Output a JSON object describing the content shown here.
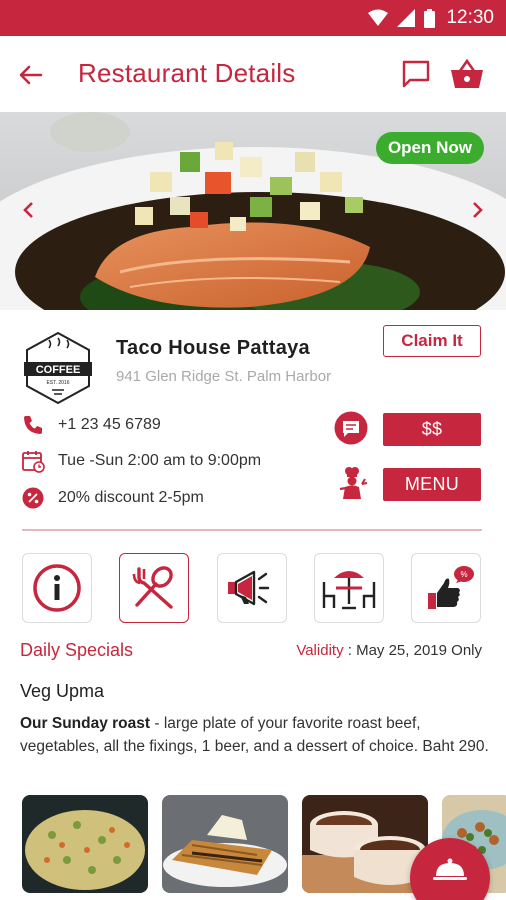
{
  "status_bar": {
    "time": "12:30"
  },
  "app_bar": {
    "title": "Restaurant Details"
  },
  "hero": {
    "badge": "Open Now"
  },
  "restaurant": {
    "logo_text": "COFFEE",
    "logo_subtext": "EST. 2016",
    "name": "Taco House Pattaya",
    "address": "941 Glen Ridge St. Palm Harbor",
    "claim_label": "Claim It",
    "phone": "+1 23 45 6789",
    "hours": "Tue -Sun 2:00 am to 9:00pm",
    "discount": "20% discount 2-5pm",
    "price_label": "$$",
    "menu_label": "MENU"
  },
  "categories": [
    {
      "icon": "info-icon",
      "active": false
    },
    {
      "icon": "fork-spoon-icon",
      "active": true
    },
    {
      "icon": "megaphone-icon",
      "active": false
    },
    {
      "icon": "table-umbrella-icon",
      "active": false
    },
    {
      "icon": "thumbs-up-offer-icon",
      "active": false
    }
  ],
  "daily_specials": {
    "title": "Daily Specials",
    "validity_label": "Validity",
    "validity_value": ": May 25, 2019 Only",
    "dish_name": "Veg Upma",
    "dish_desc_lead": "Our Sunday roast",
    "dish_desc_rest": " - large plate of your favorite roast beef, vegetables, all the fixings, 1 beer, and a dessert of choice. Baht 290."
  },
  "colors": {
    "primary": "#c6263e",
    "open_badge": "#3cac2e"
  }
}
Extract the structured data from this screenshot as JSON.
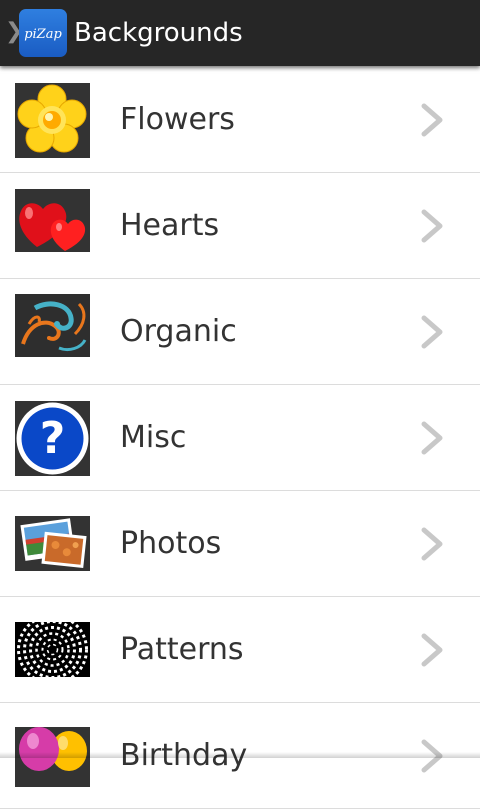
{
  "actionbar": {
    "title": "Backgrounds",
    "logo_text": "piZap",
    "background": "#262626"
  },
  "categories": [
    {
      "label": "Flowers",
      "icon": "flower-thumbnail"
    },
    {
      "label": "Hearts",
      "icon": "hearts-thumbnail"
    },
    {
      "label": "Organic",
      "icon": "swirl-thumbnail"
    },
    {
      "label": "Misc",
      "icon": "question-mark-thumbnail"
    },
    {
      "label": "Photos",
      "icon": "photos-thumbnail"
    },
    {
      "label": "Patterns",
      "icon": "pattern-thumbnail"
    },
    {
      "label": "Birthday",
      "icon": "balloons-thumbnail"
    }
  ],
  "colors": {
    "text": "#333333",
    "divider": "#dcdcdc",
    "chevron": "#c8c8c8",
    "logo_blue": "#1a5cc3"
  }
}
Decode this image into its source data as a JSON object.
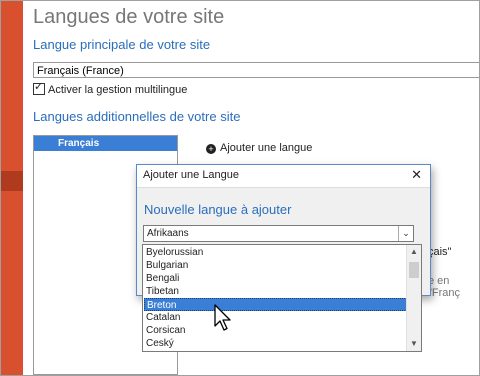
{
  "page": {
    "title": "Langues de votre site",
    "primary_heading": "Langue principale de votre site",
    "primary_language_value": "Français (France)",
    "multilingual_label": "Activer la gestion multilingue",
    "multilingual_checked": true,
    "additional_heading": "Langues additionnelles de votre site",
    "additional_languages": [
      "Français"
    ],
    "add_language_label": "Ajouter une langue",
    "partial_text_1": "çais\"",
    "partial_text_2": "e en \"Franç"
  },
  "dialog": {
    "title": "Ajouter une Langue",
    "close_glyph": "✕",
    "heading": "Nouvelle langue à ajouter",
    "combo_value": "Afrikaans",
    "combo_arrow": "⌄"
  },
  "dropdown": {
    "items": [
      "Byelorussian",
      "Bulgarian",
      "Bengali",
      "Tibetan",
      "Breton",
      "Catalan",
      "Corsican",
      "Ceský"
    ],
    "selected": "Breton",
    "scroll_up": "▲",
    "scroll_down": "▼"
  },
  "colors": {
    "accent_red": "#d9502e",
    "heading_blue": "#2a6ebb",
    "selection_blue": "#3a7fd5"
  },
  "icons": [
    "add-icon",
    "close-icon",
    "chevron-down-icon",
    "cursor-icon"
  ]
}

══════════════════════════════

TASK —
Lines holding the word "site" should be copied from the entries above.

RESULT FOR THIS EXERCISE —
    "title": "Langues de votre site",
    "primary_heading": "Langue principale de votre site",
    "additional_heading": "Langues additionnelles de votre site",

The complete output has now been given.